### What you will do
Pictures do not belong in the copy; print every entry exactly as it stands.

Collection entries
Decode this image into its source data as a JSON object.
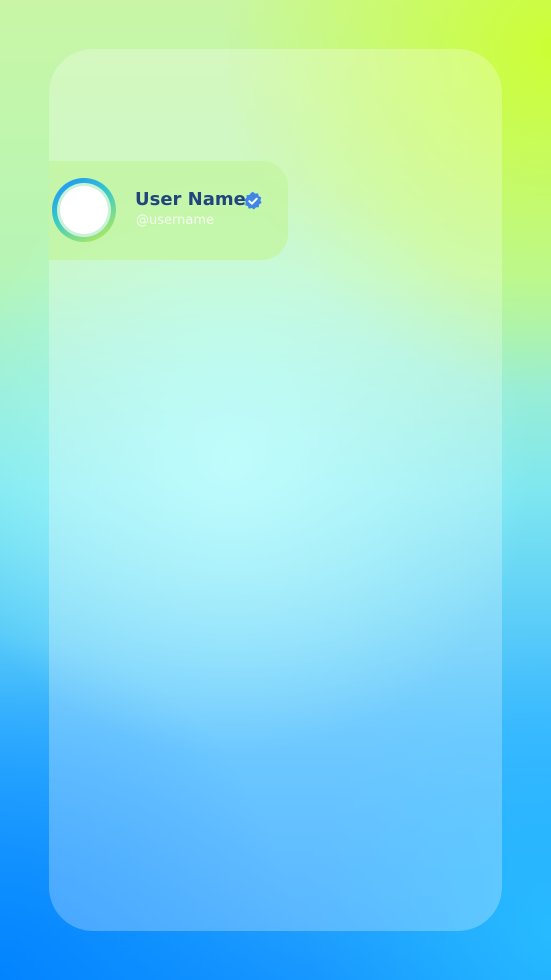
{
  "profile": {
    "display_name": "User Name",
    "handle": "@username",
    "badge_icon": "verified-badge-icon"
  },
  "colors": {
    "name_text": "#21467d",
    "badge_fill": "#3f86e6",
    "handle_text": "#ffffff"
  }
}
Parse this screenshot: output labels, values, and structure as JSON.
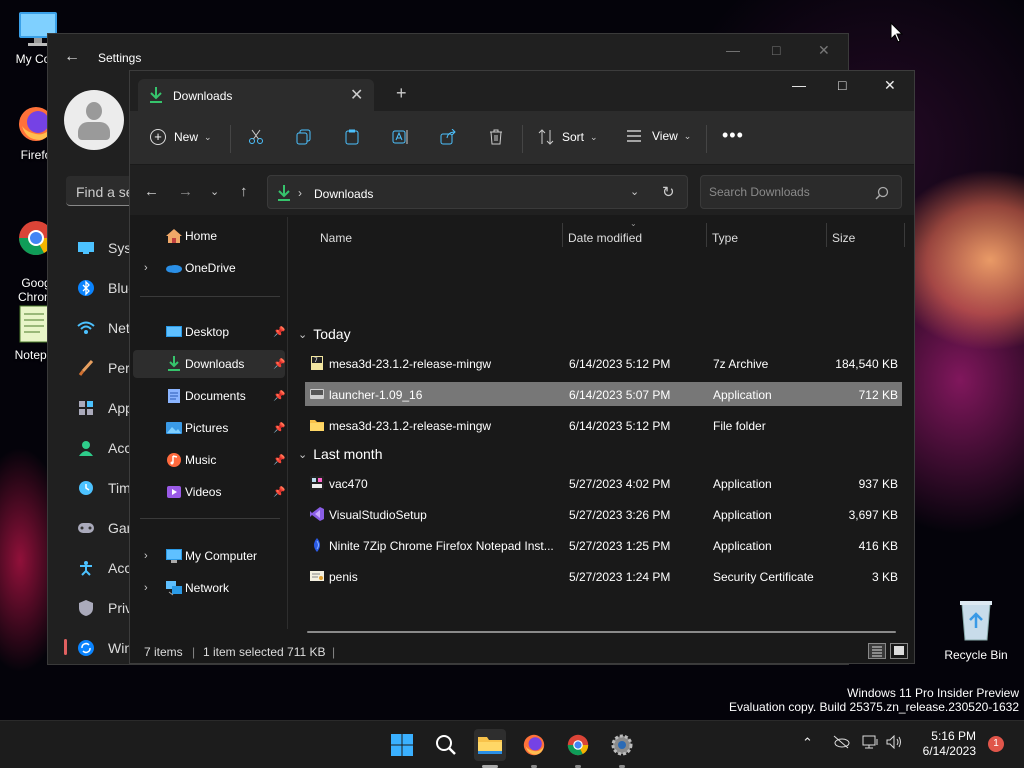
{
  "desktop": {
    "icons": [
      {
        "label": "My Com",
        "icon": "monitor-icon"
      },
      {
        "label": "Firefo",
        "icon": "firefox-icon"
      },
      {
        "label": "Goog\nChrom",
        "icon": "chrome-icon"
      },
      {
        "label": "Notepa",
        "icon": "notepad-icon"
      }
    ],
    "recycle_bin": "Recycle Bin",
    "watermark_line1": "Windows 11 Pro Insider Preview",
    "watermark_line2": "Evaluation copy. Build 25375.zn_release.230520-1632"
  },
  "settings": {
    "title": "Settings",
    "search_placeholder": "Find a se",
    "nav": [
      {
        "label": "Syst",
        "icon": "system-icon"
      },
      {
        "label": "Blue",
        "icon": "bluetooth-icon"
      },
      {
        "label": "Net",
        "icon": "wifi-icon"
      },
      {
        "label": "Pers",
        "icon": "brush-icon"
      },
      {
        "label": "App",
        "icon": "apps-icon"
      },
      {
        "label": "Acc",
        "icon": "accounts-icon"
      },
      {
        "label": "Tim",
        "icon": "time-icon"
      },
      {
        "label": "Gar",
        "icon": "gaming-icon"
      },
      {
        "label": "Acc",
        "icon": "accessibility-icon"
      },
      {
        "label": "Priv",
        "icon": "privacy-icon"
      },
      {
        "label": "Win",
        "icon": "update-icon"
      }
    ]
  },
  "explorer": {
    "tab_title": "Downloads",
    "commands": {
      "new": "New",
      "sort": "Sort",
      "view": "View"
    },
    "address": {
      "crumb": "Downloads"
    },
    "search_placeholder": "Search Downloads",
    "nav_pane": {
      "home": "Home",
      "onedrive": "OneDrive",
      "desktop": "Desktop",
      "downloads": "Downloads",
      "documents": "Documents",
      "pictures": "Pictures",
      "music": "Music",
      "videos": "Videos",
      "my_computer": "My Computer",
      "network": "Network"
    },
    "columns": {
      "name": "Name",
      "date": "Date modified",
      "type": "Type",
      "size": "Size"
    },
    "groups": {
      "today": "Today",
      "last_month": "Last month"
    },
    "files_today": [
      {
        "name": "mesa3d-23.1.2-release-mingw",
        "date": "6/14/2023 5:12 PM",
        "type": "7z Archive",
        "size": "184,540 KB",
        "icon": "archive-icon"
      },
      {
        "name": "launcher-1.09_16",
        "date": "6/14/2023 5:07 PM",
        "type": "Application",
        "size": "712 KB",
        "icon": "app-icon",
        "selected": true
      },
      {
        "name": "mesa3d-23.1.2-release-mingw",
        "date": "6/14/2023 5:12 PM",
        "type": "File folder",
        "size": "",
        "icon": "folder-icon"
      }
    ],
    "files_last_month": [
      {
        "name": "vac470",
        "date": "5/27/2023 4:02 PM",
        "type": "Application",
        "size": "937 KB",
        "icon": "app-icon"
      },
      {
        "name": "VisualStudioSetup",
        "date": "5/27/2023 3:26 PM",
        "type": "Application",
        "size": "3,697 KB",
        "icon": "visual-studio-icon"
      },
      {
        "name": "Ninite 7Zip Chrome Firefox Notepad Inst...",
        "date": "5/27/2023 1:25 PM",
        "type": "Application",
        "size": "416 KB",
        "icon": "ninite-icon"
      },
      {
        "name": "penis",
        "date": "5/27/2023 1:24 PM",
        "type": "Security Certificate",
        "size": "3 KB",
        "icon": "certificate-icon"
      }
    ],
    "status": {
      "items": "7 items",
      "selected": "1 item selected  711 KB"
    }
  },
  "taskbar": {
    "time": "5:16 PM",
    "date": "6/14/2023",
    "notifications": "1"
  },
  "colors": {
    "accent": "#0078d4",
    "selected_row": "#777777",
    "notification": "#e0554a"
  }
}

### Result for this task
Decode this image into its source data as a JSON object.
{
  "profile": {
    "display_name": "User Name",
    "handle": "@username",
    "badge_icon": "verified-badge-icon"
  },
  "colors": {
    "name_text": "#21467d",
    "badge_fill": "#3f86e6",
    "handle_text": "#ffffff"
  }
}
Parse this screenshot: output labels, values, and structure as JSON.
{
  "desktop": {
    "icons": [
      {
        "label": "My Com",
        "icon": "monitor-icon"
      },
      {
        "label": "Firefo",
        "icon": "firefox-icon"
      },
      {
        "label": "Goog\nChrom",
        "icon": "chrome-icon"
      },
      {
        "label": "Notepa",
        "icon": "notepad-icon"
      }
    ],
    "recycle_bin": "Recycle Bin",
    "watermark_line1": "Windows 11 Pro Insider Preview",
    "watermark_line2": "Evaluation copy. Build 25375.zn_release.230520-1632"
  },
  "settings": {
    "title": "Settings",
    "search_placeholder": "Find a se",
    "nav": [
      {
        "label": "Syst",
        "icon": "system-icon"
      },
      {
        "label": "Blue",
        "icon": "bluetooth-icon"
      },
      {
        "label": "Net",
        "icon": "wifi-icon"
      },
      {
        "label": "Pers",
        "icon": "brush-icon"
      },
      {
        "label": "App",
        "icon": "apps-icon"
      },
      {
        "label": "Acc",
        "icon": "accounts-icon"
      },
      {
        "label": "Tim",
        "icon": "time-icon"
      },
      {
        "label": "Gar",
        "icon": "gaming-icon"
      },
      {
        "label": "Acc",
        "icon": "accessibility-icon"
      },
      {
        "label": "Priv",
        "icon": "privacy-icon"
      },
      {
        "label": "Win",
        "icon": "update-icon"
      }
    ]
  },
  "explorer": {
    "tab_title": "Downloads",
    "commands": {
      "new": "New",
      "sort": "Sort",
      "view": "View"
    },
    "address": {
      "crumb": "Downloads"
    },
    "search_placeholder": "Search Downloads",
    "nav_pane": {
      "home": "Home",
      "onedrive": "OneDrive",
      "desktop": "Desktop",
      "downloads": "Downloads",
      "documents": "Documents",
      "pictures": "Pictures",
      "music": "Music",
      "videos": "Videos",
      "my_computer": "My Computer",
      "network": "Network"
    },
    "columns": {
      "name": "Name",
      "date": "Date modified",
      "type": "Type",
      "size": "Size"
    },
    "groups": {
      "today": "Today",
      "last_month": "Last month"
    },
    "files_today": [
      {
        "name": "mesa3d-23.1.2-release-mingw",
        "date": "6/14/2023 5:12 PM",
        "type": "7z Archive",
        "size": "184,540 KB",
        "icon": "archive-icon"
      },
      {
        "name": "launcher-1.09_16",
        "date": "6/14/2023 5:07 PM",
        "type": "Application",
        "size": "712 KB",
        "icon": "app-icon",
        "selected": true
      },
      {
        "name": "mesa3d-23.1.2-release-mingw",
        "date": "6/14/2023 5:12 PM",
        "type": "File folder",
        "size": "",
        "icon": "folder-icon"
      }
    ],
    "files_last_month": [
      {
        "name": "vac470",
        "date": "5/27/2023 4:02 PM",
        "type": "Application",
        "size": "937 KB",
        "icon": "app-icon"
      },
      {
        "name": "VisualStudioSetup",
        "date": "5/27/2023 3:26 PM",
        "type": "Application",
        "size": "3,697 KB",
        "icon": "visual-studio-icon"
      },
      {
        "name": "Ninite 7Zip Chrome Firefox Notepad Inst...",
        "date": "5/27/2023 1:25 PM",
        "type": "Application",
        "size": "416 KB",
        "icon": "ninite-icon"
      },
      {
        "name": "penis",
        "date": "5/27/2023 1:24 PM",
        "type": "Security Certificate",
        "size": "3 KB",
        "icon": "certificate-icon"
      }
    ],
    "status": {
      "items": "7 items",
      "selected": "1 item selected  711 KB"
    }
  },
  "taskbar": {
    "time": "5:16 PM",
    "date": "6/14/2023",
    "notifications": "1"
  },
  "colors": {
    "accent": "#0078d4",
    "selected_row": "#777777",
    "notification": "#e0554a"
  }
}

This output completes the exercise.